In a commentary attacking Washington's plans for joint maneuvers with Honduras, the agency said the U.S. Navy had already lined up vessels to intercept ships heading for Nicaraguan ports and prevent supplies from arriving.

The report appeared a day after crewmembers of the Soviet freighter Ulyanov reported on arrival in the Nicaraguan port of Corinto that they were halted 55 miles off the coast by a U.S. destroyer. A Navy spokesman said yesterday in Washington that the guided-missile destroyer Lynde McCormick was executing routine identification procedures in asking the freighter Saturday, by radio, for its name, destination and cargo. There was no attempt to stop, search or interfere with the freighter, he added.

In Managua, Soviet Secretary General of Foreign Affairs Yuri Fokine told a news conference concluding his visit that the United States was "flexing its muscles" to "coerce Nicaragua." But when asked if the Soviets would provide military aid, he replied: "We will support Nicaragua politically in all forms."

The Tass report said, "The Reagan administration intends to practice downright sea piracy, similar to that of the pirates and buccaneers of the past. It added, "The Reagan administration is playing with fire."

President Reagan said at a news conference last week that the Ulyanov was carrying arms to Nicaragua. Defense officials have said that Navy ships off Nicaragua will practice quarantine maneuvers. But the Navy spokesman said yesterday that the hailing of the Ulyanov was not part of any quarantine action.

Asked if it were not unusual for a Navy ship to inquire about cargo, going beyond asking flag and destination of a passing vessel, the spokesman said, "a little bit." But he said the skipper or officer of the deck on the McCormick was acting within longstanding guidelines.

When hailed by the McCormick about 55 miles off the Nicaraguan coast, the Ulyanov identified itself and said it was carrying "general" cargo, according to a Navy spokesman. Reuter news agency quoted port officials in Corinto as saying that the unloading of the Ulyanov had been postponed until Friday because of congestion in the port.

In another development, Nicaragua said it has freed 58 Miskito Indians accused of subversion and admitted that some officials abused members of the tribe in counterrevolutionary crackdowns.

Interior Minister Tomas Borge announced the release Tuesday and said that of 320 Miskitos still imprisoned, others will be freed soon.

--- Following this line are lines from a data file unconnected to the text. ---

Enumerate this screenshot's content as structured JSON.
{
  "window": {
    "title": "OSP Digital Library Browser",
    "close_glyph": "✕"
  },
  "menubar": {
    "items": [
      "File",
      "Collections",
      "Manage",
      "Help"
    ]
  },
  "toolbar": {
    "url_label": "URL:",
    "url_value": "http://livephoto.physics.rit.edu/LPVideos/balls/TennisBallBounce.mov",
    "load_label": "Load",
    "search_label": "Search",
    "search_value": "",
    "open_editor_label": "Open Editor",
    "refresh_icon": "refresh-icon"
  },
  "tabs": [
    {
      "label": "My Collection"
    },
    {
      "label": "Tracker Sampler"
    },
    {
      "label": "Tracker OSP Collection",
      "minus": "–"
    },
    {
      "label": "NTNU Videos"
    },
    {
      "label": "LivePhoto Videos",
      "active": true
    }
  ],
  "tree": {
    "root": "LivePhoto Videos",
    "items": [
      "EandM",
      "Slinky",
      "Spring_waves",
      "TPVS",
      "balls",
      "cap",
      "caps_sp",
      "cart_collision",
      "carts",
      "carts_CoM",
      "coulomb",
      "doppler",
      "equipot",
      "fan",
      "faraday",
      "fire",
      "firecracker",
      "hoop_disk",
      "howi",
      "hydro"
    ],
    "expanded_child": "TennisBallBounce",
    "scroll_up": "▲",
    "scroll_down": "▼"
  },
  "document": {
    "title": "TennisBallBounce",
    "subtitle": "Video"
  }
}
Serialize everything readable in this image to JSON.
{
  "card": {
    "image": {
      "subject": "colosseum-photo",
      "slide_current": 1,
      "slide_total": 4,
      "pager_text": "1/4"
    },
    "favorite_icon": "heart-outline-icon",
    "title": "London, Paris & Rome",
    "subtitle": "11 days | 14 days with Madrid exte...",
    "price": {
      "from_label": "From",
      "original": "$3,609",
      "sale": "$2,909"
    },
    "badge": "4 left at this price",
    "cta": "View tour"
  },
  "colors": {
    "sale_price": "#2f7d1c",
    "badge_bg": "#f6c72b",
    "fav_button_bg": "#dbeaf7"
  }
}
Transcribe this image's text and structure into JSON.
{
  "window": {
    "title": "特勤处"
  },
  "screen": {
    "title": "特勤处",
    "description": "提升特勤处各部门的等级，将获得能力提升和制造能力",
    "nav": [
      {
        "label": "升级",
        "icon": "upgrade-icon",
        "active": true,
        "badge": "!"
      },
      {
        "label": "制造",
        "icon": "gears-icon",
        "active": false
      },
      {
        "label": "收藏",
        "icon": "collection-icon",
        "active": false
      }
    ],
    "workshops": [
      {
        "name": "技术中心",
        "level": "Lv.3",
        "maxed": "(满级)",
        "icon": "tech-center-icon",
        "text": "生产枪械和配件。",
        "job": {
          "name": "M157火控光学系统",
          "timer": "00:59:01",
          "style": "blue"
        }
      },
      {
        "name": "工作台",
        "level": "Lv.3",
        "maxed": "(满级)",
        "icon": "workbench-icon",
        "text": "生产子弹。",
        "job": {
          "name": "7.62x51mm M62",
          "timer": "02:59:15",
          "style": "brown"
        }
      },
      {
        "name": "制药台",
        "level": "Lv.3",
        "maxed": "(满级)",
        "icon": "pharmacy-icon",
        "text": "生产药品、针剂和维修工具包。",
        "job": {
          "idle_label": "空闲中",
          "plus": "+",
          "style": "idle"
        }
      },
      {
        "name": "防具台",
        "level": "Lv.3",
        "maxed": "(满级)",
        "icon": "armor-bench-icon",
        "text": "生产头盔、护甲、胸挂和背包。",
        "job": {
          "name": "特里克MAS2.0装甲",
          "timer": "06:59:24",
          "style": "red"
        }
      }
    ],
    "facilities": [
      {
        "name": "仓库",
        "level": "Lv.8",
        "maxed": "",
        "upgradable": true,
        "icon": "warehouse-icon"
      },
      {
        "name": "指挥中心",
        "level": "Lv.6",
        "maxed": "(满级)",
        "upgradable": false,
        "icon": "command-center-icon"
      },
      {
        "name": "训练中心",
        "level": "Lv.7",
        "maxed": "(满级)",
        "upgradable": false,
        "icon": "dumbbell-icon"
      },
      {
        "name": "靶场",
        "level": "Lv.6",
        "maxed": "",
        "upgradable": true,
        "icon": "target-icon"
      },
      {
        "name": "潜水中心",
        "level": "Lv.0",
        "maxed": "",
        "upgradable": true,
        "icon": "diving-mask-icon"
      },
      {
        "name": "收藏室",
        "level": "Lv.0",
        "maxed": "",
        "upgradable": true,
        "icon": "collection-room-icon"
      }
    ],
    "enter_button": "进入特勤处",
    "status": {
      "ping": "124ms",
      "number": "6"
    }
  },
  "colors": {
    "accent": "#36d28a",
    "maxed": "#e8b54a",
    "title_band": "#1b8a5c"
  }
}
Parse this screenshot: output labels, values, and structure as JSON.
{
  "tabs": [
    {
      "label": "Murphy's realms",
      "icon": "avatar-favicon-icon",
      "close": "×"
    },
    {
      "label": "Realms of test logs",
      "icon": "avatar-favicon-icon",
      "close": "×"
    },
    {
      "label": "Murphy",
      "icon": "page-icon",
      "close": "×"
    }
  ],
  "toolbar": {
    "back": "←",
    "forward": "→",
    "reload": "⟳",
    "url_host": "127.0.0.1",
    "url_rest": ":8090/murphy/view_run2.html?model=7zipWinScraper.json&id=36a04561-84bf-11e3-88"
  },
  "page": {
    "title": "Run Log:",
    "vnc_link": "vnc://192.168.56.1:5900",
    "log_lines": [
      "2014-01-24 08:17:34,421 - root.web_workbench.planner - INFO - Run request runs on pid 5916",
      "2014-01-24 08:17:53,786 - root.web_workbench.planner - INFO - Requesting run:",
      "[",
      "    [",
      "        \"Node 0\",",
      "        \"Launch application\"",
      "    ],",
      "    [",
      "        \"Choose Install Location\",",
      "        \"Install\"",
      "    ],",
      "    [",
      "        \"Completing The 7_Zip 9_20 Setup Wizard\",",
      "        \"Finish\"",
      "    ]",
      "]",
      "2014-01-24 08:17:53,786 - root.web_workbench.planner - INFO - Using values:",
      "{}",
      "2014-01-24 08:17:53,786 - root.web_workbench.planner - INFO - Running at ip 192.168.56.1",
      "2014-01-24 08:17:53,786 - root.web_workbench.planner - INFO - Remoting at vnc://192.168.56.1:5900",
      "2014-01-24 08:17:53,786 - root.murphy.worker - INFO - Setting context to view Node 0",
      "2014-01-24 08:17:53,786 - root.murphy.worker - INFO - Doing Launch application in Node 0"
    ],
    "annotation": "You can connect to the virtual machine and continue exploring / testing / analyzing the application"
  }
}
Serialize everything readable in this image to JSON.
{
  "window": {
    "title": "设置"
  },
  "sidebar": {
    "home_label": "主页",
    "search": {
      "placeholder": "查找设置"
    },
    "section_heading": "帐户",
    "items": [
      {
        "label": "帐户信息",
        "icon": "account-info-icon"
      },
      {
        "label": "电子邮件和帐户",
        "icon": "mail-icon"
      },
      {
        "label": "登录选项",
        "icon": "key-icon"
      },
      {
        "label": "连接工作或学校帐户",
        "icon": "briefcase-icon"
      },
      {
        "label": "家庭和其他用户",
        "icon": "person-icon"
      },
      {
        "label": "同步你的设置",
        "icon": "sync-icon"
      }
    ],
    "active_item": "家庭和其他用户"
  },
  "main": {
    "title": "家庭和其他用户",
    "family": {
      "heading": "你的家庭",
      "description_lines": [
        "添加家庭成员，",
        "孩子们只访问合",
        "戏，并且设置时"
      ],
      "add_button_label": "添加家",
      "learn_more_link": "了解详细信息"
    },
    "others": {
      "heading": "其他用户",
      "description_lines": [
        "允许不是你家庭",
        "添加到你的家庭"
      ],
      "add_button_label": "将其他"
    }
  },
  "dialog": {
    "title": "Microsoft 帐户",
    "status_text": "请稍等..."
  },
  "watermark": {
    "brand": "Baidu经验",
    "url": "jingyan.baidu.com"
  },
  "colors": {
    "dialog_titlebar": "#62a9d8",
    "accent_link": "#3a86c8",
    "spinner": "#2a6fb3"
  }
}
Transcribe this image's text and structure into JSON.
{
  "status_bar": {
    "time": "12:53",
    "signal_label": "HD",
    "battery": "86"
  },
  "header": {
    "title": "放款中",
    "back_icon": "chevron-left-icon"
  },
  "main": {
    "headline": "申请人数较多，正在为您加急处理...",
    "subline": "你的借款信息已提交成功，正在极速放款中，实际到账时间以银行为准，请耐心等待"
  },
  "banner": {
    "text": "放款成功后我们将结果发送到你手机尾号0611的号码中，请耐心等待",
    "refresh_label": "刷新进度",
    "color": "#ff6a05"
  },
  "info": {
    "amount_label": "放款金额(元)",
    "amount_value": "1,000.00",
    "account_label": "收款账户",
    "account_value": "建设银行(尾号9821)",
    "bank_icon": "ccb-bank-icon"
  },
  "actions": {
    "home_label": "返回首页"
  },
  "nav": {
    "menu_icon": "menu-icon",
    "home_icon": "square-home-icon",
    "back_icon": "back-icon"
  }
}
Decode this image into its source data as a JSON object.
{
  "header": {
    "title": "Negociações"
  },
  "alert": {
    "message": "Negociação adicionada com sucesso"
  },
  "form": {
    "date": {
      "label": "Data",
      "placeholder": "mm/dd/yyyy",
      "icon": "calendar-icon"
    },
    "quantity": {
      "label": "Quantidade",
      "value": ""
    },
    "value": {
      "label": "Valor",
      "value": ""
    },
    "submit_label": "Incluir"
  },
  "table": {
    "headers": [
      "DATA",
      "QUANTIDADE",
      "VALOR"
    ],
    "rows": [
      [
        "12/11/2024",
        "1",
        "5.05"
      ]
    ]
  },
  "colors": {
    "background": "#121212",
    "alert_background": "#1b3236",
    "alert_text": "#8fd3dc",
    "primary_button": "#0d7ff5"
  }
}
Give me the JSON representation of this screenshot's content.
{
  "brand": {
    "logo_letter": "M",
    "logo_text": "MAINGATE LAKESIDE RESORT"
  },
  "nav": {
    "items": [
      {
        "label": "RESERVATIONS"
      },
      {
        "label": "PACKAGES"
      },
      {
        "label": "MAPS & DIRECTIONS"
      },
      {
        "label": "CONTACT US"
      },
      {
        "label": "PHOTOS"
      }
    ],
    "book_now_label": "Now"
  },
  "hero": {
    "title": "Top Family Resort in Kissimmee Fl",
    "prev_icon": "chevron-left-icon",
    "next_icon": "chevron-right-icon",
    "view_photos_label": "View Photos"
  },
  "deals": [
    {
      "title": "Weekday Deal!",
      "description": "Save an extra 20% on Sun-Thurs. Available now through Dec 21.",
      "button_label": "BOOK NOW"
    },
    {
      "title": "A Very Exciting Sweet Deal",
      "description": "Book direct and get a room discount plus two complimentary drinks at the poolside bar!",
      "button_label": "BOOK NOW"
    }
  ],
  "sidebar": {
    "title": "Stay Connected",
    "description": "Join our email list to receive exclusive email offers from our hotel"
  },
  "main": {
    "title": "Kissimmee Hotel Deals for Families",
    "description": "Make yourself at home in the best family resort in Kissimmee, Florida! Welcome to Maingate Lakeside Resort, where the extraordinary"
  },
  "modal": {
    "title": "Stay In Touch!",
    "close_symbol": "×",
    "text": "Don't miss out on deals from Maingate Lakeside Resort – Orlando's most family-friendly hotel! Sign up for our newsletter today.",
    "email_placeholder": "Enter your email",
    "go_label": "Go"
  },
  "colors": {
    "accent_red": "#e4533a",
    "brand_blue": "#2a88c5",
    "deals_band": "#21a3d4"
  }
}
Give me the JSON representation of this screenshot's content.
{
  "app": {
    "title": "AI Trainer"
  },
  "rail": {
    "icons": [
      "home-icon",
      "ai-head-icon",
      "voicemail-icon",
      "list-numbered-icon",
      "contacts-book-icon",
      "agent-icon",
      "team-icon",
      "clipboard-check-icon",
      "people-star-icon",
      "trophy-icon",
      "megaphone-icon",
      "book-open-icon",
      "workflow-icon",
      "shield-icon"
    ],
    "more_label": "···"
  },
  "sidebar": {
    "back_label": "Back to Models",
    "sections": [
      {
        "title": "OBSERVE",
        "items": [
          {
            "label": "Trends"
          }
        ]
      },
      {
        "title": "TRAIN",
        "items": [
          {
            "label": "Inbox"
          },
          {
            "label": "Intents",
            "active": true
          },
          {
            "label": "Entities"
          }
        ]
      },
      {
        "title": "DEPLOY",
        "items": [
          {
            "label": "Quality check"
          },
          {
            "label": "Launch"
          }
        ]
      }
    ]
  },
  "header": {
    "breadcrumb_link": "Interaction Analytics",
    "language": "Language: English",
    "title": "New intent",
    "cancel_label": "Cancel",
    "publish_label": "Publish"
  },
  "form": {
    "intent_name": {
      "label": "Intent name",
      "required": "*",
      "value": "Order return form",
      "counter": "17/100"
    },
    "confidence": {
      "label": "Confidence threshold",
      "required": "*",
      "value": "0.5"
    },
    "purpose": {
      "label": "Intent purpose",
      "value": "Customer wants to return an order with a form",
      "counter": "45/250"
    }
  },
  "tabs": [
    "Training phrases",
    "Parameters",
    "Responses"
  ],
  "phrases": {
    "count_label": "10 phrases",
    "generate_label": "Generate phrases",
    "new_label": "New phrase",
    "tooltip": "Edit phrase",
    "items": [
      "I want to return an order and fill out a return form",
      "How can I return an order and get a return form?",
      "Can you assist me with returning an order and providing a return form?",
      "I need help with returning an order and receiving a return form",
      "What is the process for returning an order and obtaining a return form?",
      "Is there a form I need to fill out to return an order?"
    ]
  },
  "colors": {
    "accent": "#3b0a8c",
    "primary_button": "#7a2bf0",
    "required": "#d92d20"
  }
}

The Reagan administration frequently has denounced what it claims is the mistreatment of Miskitos and other Nicaraguan Indians by the leftist Sandinista government.

The Sandinistas began resettling thousands of Miskito, Rama and Sumo Indians two years ago from their ancestral villages on the Caribbean coast to inland camps. Thousands of Indians fled to Honduras, where some have since joined other Nicaraguan rebels fighting to overthrow the Sandinista government.